Trick Mirror is an enlightening, unforgettable trip through the river of self-delusion that surges just beneath the surface of our lives. This is a book about the incentives that shape us, and about how hard it is to see ourselves clearly through a culture that revolves around the self. In each essay, Tolentino writes about a cultural prism: the rise of the nightmare social internet; the advent of scamming as the definitive millennial ethos; the literary heroine’s journey from brave to blank to bitter; the punitive dream of optimization, which insists that everything, including our bodies, should become more efficient and beautiful until we die. Gleaming with Tolentino’s sense of humor and capacity to elucidate the impossibly complex in an instant, and marked by her desire to treat the reader with profound honesty, Trick Mirror is an instant classic of the worst decade yet.
Advance praise for Trick Mirror
“Jia Tolentino is the best young essayist at work in the United States, one I’ve consistently admired and learned from, and I was exhilarated to get a whole lot of her at once in Trick Mirror. In these nine essays, she rethinks troubling ingredients of modern life, from the internet to mind-altering drugs to wedding culture. All through the book, single sentences flash like lightning to show something familiar in a startling way, but she also builds extended arguments with her usual, unusual blend of lyricism and skepticism. In the end, we have a picture of America that was as missing as it was needed.”—Rebecca Solnit, author of Men Explain Things to Me
About the Author
Jia Tolentino is a staff writer at The New Yorker. Raised in Texas, she studied at the University of Virginia before serving in Kyrgyzstan in the Peace Corps and receiving her MFA in fiction from the University of Michigan. She was a contributing editor at The Hairpin and the deputy editor at Jezebel, and her work has appeared in The New York Times, The New York Times Magazine, Time, Grantland, Slate, Pitchfork, Bon Appétit, Spin, and Fader. She lives in Brooklyn.
“In Trick Mirror, Jia Tolentino’s thinking surges with a fierce, electric lyricism. Her mind is animated by rigor and compassion at once. She’s horrified by the world and also in love with it. Her truths are knotty but her voice is crystalline enough to handle them. She’s always got skin in the game; she knows we all do. Her intelligence is unrelenting and full-blooded, a heart beating inside every critique. She refuses easy morals, false binaries, and redemptive epiphanies, but all that refusal is in the service of something tender, humane, and often achingly beautiful—an exploration of what we long for, how we long for it, and all the stories we tell ourselves along the way.”—Leslie Jamison, author of The Recovering
“There has been such a profusion of ‘new essayists’ writing in English during the past decade, riding the rail between journalism and the personal essay, that the voices can merge into static. I find myself listening out for writers who still find a way to speak from some kind of peculiar interiority, heeding their instincts as much as they do any chatter or feed. One of the finest of these is Jia Tolentino.

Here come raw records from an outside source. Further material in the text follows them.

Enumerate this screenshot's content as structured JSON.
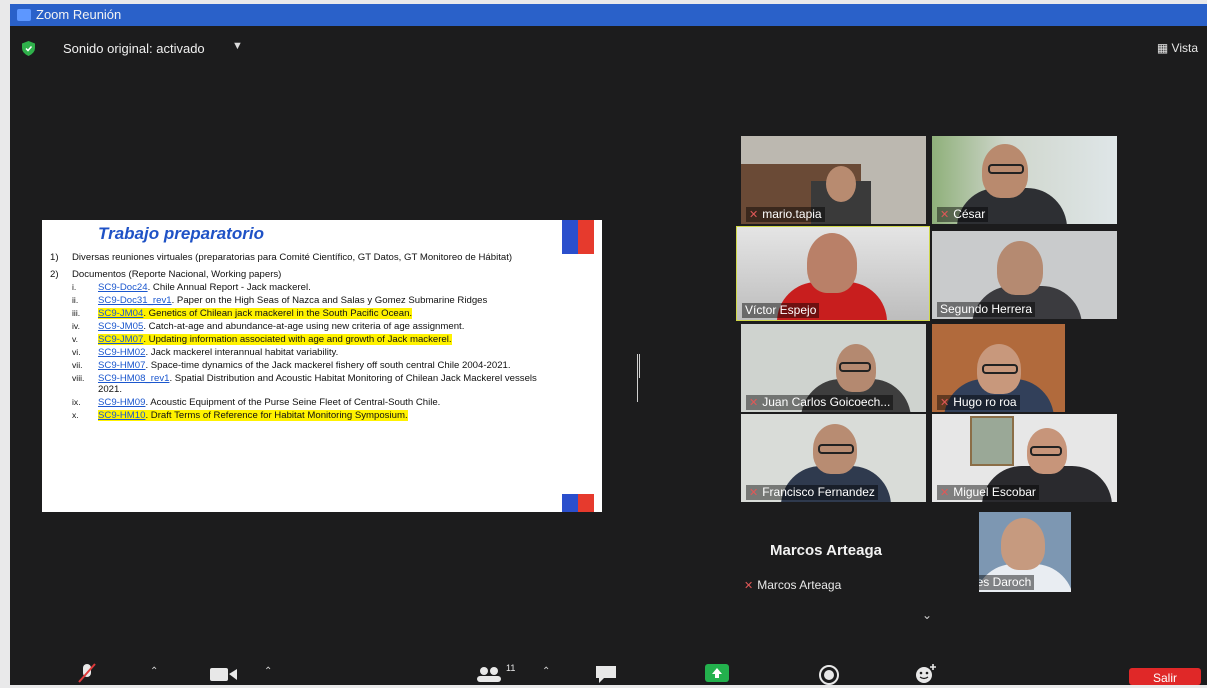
{
  "window": {
    "title": "Zoom Reunión"
  },
  "topbar": {
    "sound_label": "Sonido original: activado",
    "view_label": "Vista",
    "icons": [
      "shield-icon",
      "chevron-down-icon",
      "grid-icon"
    ]
  },
  "slide": {
    "title": "Trabajo preparatorio",
    "items": [
      {
        "num": "1)",
        "text": "Diversas reuniones virtuales (preparatorias para Comité Científico, GT Datos,  GT Monitoreo de Hábitat)"
      },
      {
        "num": "2)",
        "text": "Documentos (Reporte Nacional, Working papers)"
      }
    ],
    "docs": [
      {
        "rn": "i.",
        "link": "SC9-Doc24",
        "text": ". Chile Annual Report - Jack mackerel.",
        "highlight": false
      },
      {
        "rn": "ii.",
        "link": "SC9-Doc31_rev1",
        "text": ". Paper on the High Seas of Nazca and Salas y Gomez Submarine Ridges",
        "highlight": false
      },
      {
        "rn": "iii.",
        "link": "SC9-JM04",
        "text": ". Genetics of Chilean jack mackerel in the South Pacific Ocean.",
        "highlight": true
      },
      {
        "rn": "iv.",
        "link": "SC9-JM05",
        "text": ". Catch-at-age and abundance-at-age using new criteria of age assignment.",
        "highlight": false
      },
      {
        "rn": "v.",
        "link": "SC9-JM07",
        "text": ". Updating information associated with age and growth of Jack mackerel.",
        "highlight": true
      },
      {
        "rn": "vi.",
        "link": "SC9-HM02",
        "text": ". Jack mackerel interannual habitat variability.",
        "highlight": false
      },
      {
        "rn": "vii.",
        "link": "SC9-HM07",
        "text": ". Space-time dynamics of the Jack mackerel fishery off south central Chile 2004-2021.",
        "highlight": false
      },
      {
        "rn": "viii.",
        "link": "SC9-HM08_rev1",
        "text": ". Spatial Distribution and Acoustic Habitat Monitoring of Chilean Jack Mackerel vessels 2021.",
        "highlight": false
      },
      {
        "rn": "ix.",
        "link": "SC9-HM09",
        "text": ". Acoustic Equipment of the Purse Seine Fleet of Central-South Chile.",
        "highlight": false
      },
      {
        "rn": "x.",
        "link": "SC9-HM10",
        "text": ". Draft Terms of Reference for Habitat Monitoring Symposium.",
        "highlight": true
      }
    ]
  },
  "participants": [
    {
      "name": "mario.tapia",
      "muted": true
    },
    {
      "name": "César",
      "muted": true
    },
    {
      "name": "Víctor Espejo",
      "muted": false,
      "active": true
    },
    {
      "name": "Segundo Herrera",
      "muted": false
    },
    {
      "name": "Juan Carlos Goicoech...",
      "muted": true
    },
    {
      "name": "Hugo ro roa",
      "muted": true
    },
    {
      "name": "Francisco Fernandez",
      "muted": true
    },
    {
      "name": "Miguel Escobar",
      "muted": true
    },
    {
      "name": "Marcos Arteaga",
      "muted": true,
      "video": false
    },
    {
      "name": "Andres Daroch",
      "muted": true
    }
  ],
  "no_video_name": "Marcos Arteaga",
  "toolbar": {
    "participants_count": "11",
    "leave_label": "Salir",
    "icons": [
      "microphone-muted-icon",
      "video-camera-icon",
      "participants-icon",
      "chat-icon",
      "share-screen-icon",
      "record-icon",
      "reactions-icon"
    ]
  },
  "colors": {
    "title_bar": "#2a61c9",
    "slide_title": "#1f52c6",
    "highlight": "#fff200",
    "active_speaker": "#cfd74a",
    "leave": "#e02828"
  }
}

It has gotten to where, whenever something freaky happens in the sociocultural sphere, I immediately wonder what she'll have to say about it. Modern American life, especially as lived online, increasingly takes on qualities of insanity, even nightmare, and Trick Mirror has something profound to say about how that happened.”—John Jeremiah Sullivan, author of Pulphead
“It has been a steady consolation these last few years to know that no matter what was happening, Jia Tolentino would be writing about it, with a clear eye and a steady hand, a quick wit and a conscience, and in some of the best prose of her generation.”—Patricia Lockwood, author of Priestdaddy